The name Villiers Street came from the link between the families of the Villiers and Lambtons. The street was built upon land that was owned by the Lambton family and, on the 19th June 1791, William Henry Lambton married Lady Anne Barbara Frances Villiers. The Villiers held high positions under the Stuart kings as Master of the House and Lord Marshall of the Household and the street, when built, was named after Lady Villiers.

   Before 1800 the area was part of the Lambton's Pann Field, bounded on the north by a stone wall extending from Sans Street to Norfolk Street.

   The first development began in 1794 when a dispensary was built, funded by voluntary contributions from the neighbourhood. Construction of the rest of the street did not commence until 1802 but within two years most of the houses were completed, the street consisting of large properties with coach houses at the rear. It was one of the first to be built on the gardens situated west of the Parish of Sunderland.

   The wealthy surgeons, solicitors, shipowners and coal-fitters living in the crowded, poorer streets of the East End were soon attracted to the new, substantial, elegant houses and one of the very first residents was John White, the father of Andrew White, Sunderland's first Mayor.

    The high status of the street was confirmed over the next few years. It became the first street to be paved under the 1809 Sunderland Improvement Act and two churches and a bank were built in the street.   In 1817 the Bethel Independent Chapel was built at a cost of £3000. It seated 1000 worshippers and had a small cemetery attached. In 2010  remnants of an old burial area were found on this site and investigation work is currently on-going.  In November 1835 St George's Presbyterian Church, was opened in the street at a cost of £4000 and in October 1829 the Union Stock Bank, better known as Chaytor's Bank opened at No. 2 Villiers Street. This lasted only seven years before amalgamating with the Newcastle, Shields and Sunderland Joint Stock Bank.

   In 1831 residents in the street included Lady Peat and Sir Cuthbert Sharpe. Lady Peat was, before her marriage, a Miss Smith of Herrington. She married Rev. Robert Peat, the chaplain to King George IV. Following her husband's death she lived in Villiers Street until the age of 90, dying on 26th November 1842. Sir Cuthbert Sharpe was at that time the Collector of HM Customs in Sunderland. Knighted in 1814, he was a leading local magistrate and local dignitary.

   In 1849 St George's Presbyterian School, designed by Thomas Oliver, opened next door to St George's Chapel. Catering for the children of the upper working and lower middle classes, it was known locally as ‘The Academy' taking up to 300 pupils.

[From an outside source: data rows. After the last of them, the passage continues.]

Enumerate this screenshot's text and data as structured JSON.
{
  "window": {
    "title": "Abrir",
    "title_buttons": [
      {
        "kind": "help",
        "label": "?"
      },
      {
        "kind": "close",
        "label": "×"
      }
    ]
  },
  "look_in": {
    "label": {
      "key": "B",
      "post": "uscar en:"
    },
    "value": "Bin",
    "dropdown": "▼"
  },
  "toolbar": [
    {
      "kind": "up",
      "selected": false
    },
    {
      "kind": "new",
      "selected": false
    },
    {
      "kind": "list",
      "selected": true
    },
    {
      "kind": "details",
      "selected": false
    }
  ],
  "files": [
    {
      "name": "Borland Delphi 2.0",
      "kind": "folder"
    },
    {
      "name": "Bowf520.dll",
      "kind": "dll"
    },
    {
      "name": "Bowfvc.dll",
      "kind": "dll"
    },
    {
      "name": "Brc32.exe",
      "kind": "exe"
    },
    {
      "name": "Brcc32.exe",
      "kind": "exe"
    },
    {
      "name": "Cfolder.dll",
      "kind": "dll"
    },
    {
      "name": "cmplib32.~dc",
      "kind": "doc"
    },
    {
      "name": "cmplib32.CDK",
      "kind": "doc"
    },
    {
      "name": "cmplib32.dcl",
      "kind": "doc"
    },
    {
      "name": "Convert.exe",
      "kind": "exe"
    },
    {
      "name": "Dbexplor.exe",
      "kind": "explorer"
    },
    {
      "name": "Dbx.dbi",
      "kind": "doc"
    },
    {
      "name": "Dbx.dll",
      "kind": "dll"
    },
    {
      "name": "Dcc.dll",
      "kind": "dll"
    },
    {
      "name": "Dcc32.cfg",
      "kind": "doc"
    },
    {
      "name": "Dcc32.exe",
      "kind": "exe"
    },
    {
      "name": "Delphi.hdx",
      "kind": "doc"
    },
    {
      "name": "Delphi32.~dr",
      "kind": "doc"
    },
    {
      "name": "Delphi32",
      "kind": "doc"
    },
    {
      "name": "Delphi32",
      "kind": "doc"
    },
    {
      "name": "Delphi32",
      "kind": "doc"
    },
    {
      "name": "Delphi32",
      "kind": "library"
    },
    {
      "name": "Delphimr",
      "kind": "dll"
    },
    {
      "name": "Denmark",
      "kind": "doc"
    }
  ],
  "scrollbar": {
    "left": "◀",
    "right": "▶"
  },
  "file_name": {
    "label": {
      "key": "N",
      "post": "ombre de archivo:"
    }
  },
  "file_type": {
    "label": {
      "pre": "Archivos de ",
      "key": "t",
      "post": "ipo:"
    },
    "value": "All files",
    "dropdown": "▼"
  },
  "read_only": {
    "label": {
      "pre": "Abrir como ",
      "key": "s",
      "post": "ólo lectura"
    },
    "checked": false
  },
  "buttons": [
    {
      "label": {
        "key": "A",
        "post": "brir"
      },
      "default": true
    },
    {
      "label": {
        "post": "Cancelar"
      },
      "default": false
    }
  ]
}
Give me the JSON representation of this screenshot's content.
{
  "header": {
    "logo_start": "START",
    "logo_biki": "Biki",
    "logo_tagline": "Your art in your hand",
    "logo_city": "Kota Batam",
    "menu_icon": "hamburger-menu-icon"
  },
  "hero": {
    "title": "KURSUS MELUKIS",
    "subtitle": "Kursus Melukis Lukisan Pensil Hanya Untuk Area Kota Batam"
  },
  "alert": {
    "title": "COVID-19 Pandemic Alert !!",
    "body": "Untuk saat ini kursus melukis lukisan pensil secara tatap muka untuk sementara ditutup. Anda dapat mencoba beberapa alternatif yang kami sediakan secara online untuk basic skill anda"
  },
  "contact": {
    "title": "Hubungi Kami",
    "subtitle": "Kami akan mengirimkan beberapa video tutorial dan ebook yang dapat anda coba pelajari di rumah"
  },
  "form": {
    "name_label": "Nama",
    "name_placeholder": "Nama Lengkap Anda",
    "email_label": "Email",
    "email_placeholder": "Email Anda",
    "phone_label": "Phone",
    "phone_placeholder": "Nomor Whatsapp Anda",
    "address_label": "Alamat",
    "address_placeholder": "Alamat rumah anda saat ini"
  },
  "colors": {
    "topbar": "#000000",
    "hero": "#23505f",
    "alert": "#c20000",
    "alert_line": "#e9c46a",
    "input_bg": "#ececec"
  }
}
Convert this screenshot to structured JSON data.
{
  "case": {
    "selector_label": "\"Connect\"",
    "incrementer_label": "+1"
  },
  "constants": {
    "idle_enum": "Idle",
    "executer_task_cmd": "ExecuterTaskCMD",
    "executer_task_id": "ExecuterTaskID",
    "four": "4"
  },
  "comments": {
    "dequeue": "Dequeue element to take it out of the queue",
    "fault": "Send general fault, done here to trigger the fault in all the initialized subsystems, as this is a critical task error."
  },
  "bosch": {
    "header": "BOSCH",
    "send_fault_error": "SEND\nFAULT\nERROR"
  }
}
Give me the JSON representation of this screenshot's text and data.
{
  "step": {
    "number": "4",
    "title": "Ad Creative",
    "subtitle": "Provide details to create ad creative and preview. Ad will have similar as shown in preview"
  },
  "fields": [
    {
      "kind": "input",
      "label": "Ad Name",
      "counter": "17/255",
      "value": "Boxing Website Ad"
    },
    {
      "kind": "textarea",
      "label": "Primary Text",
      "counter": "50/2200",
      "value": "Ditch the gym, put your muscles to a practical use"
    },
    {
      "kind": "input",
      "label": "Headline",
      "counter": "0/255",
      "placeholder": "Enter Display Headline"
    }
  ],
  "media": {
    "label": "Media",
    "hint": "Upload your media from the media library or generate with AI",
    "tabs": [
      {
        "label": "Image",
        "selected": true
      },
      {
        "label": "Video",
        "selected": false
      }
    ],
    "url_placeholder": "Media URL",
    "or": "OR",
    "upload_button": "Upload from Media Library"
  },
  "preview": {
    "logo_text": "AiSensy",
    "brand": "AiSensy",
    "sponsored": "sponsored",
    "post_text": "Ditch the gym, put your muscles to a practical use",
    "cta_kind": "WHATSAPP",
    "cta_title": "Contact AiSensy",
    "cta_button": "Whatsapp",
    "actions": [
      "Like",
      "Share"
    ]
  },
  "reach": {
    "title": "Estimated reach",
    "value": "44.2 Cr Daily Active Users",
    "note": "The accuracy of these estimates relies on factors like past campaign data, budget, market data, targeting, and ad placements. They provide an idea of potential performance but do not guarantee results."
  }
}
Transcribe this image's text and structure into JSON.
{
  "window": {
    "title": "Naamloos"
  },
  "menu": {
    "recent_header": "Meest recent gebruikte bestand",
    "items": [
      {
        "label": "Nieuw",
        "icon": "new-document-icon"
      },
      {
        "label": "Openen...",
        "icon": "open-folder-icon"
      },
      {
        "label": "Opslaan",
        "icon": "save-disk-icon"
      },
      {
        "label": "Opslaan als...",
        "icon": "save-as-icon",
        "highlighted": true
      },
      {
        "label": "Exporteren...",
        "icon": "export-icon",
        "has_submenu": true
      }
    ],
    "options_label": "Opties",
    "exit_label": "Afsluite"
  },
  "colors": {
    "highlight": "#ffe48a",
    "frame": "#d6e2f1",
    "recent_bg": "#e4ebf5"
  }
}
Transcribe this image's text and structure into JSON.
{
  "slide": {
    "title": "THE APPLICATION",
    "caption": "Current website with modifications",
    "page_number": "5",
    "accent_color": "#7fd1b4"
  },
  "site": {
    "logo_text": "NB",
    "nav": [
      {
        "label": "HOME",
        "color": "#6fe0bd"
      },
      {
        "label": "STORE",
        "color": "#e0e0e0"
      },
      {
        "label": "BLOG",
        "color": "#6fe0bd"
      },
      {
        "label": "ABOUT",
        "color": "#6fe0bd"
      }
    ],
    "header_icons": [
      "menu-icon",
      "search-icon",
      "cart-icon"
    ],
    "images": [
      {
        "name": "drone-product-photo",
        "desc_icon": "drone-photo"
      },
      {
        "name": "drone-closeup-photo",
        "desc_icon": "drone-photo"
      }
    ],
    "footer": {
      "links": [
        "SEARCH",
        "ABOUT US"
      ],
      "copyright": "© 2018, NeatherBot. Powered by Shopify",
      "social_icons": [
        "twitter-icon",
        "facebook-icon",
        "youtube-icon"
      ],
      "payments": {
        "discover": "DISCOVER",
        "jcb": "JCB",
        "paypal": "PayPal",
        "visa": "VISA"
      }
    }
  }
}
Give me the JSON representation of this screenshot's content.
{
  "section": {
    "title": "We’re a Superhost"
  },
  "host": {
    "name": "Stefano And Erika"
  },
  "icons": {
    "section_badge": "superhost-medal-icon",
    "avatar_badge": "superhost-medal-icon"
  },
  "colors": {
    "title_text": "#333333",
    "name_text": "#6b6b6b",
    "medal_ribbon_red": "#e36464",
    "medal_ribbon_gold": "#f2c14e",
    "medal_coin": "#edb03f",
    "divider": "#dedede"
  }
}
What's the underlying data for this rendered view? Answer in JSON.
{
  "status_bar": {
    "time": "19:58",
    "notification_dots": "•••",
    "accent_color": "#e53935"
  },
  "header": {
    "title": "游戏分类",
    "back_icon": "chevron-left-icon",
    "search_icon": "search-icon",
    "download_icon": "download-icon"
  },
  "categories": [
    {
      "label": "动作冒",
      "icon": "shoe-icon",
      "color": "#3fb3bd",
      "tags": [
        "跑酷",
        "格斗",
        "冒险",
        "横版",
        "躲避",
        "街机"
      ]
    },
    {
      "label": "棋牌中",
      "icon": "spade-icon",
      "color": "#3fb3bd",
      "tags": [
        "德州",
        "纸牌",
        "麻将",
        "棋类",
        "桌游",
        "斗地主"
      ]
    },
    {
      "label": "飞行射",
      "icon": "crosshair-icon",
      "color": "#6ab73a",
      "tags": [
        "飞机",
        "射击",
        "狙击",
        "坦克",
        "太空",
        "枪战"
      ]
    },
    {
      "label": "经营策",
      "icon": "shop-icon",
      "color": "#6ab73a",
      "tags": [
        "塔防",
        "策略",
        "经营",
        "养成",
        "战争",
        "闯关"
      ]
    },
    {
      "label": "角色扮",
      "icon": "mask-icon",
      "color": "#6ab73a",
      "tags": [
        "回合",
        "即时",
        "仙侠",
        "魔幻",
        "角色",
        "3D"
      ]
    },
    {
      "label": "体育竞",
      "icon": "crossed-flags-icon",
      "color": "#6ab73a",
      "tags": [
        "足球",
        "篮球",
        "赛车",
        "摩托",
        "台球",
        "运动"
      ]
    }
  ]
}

   After 1860 the street began to deteriorate as the movement west of the commercial centre of the town saw the more wealthy professionals move out of the street. Many moved to Fawcett Street and John Street but even these streets were to have an exodus of residents in the latter quarter of the nineteenth century as shops and offices took over the area. One of the properties at the north end of Villiers Street was altered to become the Villiers Hotel, joining over a hundred pubs situated in the area at that time. In 1900 The Villiers was but one of a dozen local pubs owned by John Vipond.  

   In 1882 No. 23 Villiers Street was demolished and new premises for the Royal Institute for the Blind built on the site. In 1897 the adjoining premises, No.24 were purchased for the Institute.

   Although most of the premises in Villiers Street had a change of use, a number were still retained as dwelling houses. However, in the first half of the twentieth century most of these became overcrowded and the deterioration of this once elegant street accelerated. Both Churches in the street closed. St George's became the Junior Technical School for a while and the Bethel Chapel was used as business premises. The Villiers Hotel closed in the 1970s.

   By the close of the twentieth century few of the original Georgian buildings remained and the street retains little evidence of its once elegant past with small business units having replaced many of the houses.


   The Villiers Hotel and 10 Villiers Street. This once elegant Georgian house was once the residence of solicitor Christopher Hutchinson.